EXCERPTED RECORDS =
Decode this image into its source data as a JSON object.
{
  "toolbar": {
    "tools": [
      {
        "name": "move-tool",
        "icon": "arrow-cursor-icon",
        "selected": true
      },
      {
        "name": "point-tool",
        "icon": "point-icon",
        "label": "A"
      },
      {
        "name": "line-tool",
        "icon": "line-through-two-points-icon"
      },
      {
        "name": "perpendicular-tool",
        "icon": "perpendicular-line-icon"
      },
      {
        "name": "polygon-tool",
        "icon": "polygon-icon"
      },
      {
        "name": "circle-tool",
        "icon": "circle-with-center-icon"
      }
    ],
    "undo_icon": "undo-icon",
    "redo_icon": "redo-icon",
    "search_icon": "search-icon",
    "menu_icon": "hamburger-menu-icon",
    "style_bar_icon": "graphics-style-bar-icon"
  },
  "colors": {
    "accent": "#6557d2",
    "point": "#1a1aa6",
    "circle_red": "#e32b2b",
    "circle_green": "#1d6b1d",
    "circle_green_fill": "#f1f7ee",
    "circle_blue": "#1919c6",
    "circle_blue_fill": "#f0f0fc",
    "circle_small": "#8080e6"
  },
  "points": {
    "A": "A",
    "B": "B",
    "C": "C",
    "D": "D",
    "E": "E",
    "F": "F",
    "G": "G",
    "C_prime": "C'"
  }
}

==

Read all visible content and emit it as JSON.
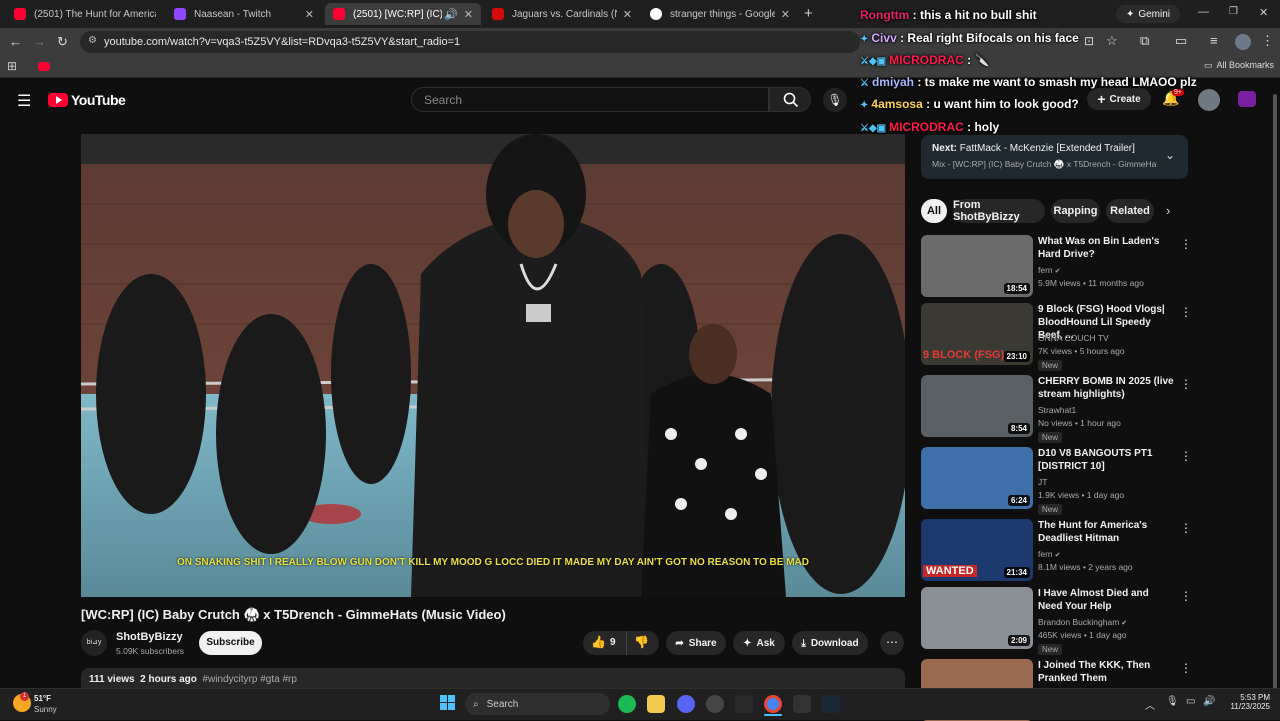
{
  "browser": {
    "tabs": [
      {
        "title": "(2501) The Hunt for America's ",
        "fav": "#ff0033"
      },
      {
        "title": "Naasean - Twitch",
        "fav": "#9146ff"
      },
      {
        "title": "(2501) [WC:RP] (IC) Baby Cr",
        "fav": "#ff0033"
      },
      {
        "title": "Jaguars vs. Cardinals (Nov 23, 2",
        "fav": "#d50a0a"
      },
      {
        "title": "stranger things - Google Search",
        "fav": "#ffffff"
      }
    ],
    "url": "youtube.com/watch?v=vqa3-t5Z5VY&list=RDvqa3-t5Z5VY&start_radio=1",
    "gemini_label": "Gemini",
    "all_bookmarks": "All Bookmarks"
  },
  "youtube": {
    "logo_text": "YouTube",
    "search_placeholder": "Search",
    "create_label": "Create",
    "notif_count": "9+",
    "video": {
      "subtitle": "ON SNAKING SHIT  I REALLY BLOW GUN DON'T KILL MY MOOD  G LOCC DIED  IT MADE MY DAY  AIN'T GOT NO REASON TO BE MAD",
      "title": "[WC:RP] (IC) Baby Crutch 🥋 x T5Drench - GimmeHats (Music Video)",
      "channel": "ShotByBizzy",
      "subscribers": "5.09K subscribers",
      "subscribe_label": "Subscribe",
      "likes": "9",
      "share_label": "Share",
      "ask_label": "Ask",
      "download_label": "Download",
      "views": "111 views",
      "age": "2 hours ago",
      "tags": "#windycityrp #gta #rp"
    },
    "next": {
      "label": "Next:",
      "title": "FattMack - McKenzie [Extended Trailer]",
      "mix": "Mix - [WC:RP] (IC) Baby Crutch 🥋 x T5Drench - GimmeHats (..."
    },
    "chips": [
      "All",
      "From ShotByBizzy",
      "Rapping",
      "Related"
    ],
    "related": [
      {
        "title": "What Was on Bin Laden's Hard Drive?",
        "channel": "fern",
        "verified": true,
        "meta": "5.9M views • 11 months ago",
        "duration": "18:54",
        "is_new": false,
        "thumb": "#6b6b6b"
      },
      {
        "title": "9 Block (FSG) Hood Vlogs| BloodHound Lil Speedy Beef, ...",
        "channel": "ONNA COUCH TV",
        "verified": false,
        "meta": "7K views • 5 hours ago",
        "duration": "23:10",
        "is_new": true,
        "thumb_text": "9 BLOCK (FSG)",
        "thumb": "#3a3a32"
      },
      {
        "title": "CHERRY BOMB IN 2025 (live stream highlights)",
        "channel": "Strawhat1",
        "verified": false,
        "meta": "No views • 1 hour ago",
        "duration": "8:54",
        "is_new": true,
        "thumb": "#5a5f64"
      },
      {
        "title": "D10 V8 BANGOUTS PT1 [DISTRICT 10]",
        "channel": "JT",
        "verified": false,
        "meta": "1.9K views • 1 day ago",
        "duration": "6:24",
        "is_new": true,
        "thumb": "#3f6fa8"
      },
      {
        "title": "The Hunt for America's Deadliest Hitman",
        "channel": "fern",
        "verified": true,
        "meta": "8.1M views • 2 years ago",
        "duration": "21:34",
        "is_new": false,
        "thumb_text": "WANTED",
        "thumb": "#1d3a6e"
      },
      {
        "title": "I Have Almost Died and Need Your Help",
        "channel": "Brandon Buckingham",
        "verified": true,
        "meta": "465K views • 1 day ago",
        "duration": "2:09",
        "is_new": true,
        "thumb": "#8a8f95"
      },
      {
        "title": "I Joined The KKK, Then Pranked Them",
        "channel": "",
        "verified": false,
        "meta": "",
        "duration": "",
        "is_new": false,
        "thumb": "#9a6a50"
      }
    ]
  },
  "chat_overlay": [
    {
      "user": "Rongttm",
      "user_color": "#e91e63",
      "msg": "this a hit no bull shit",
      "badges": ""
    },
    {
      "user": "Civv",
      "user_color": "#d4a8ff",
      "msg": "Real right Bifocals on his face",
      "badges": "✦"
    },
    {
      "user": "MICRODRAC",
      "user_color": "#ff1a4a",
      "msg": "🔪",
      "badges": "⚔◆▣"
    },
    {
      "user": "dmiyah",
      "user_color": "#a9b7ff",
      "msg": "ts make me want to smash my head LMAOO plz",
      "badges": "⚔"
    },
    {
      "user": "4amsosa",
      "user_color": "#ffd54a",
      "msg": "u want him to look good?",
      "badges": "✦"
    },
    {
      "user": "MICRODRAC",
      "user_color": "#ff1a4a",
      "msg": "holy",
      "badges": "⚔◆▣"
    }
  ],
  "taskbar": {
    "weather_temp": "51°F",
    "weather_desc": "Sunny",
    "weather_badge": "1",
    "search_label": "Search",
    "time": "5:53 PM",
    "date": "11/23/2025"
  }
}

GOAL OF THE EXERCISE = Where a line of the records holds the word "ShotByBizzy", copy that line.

ANSWER BELOW =
      "channel": "ShotByBizzy",
      "From ShotByBizzy",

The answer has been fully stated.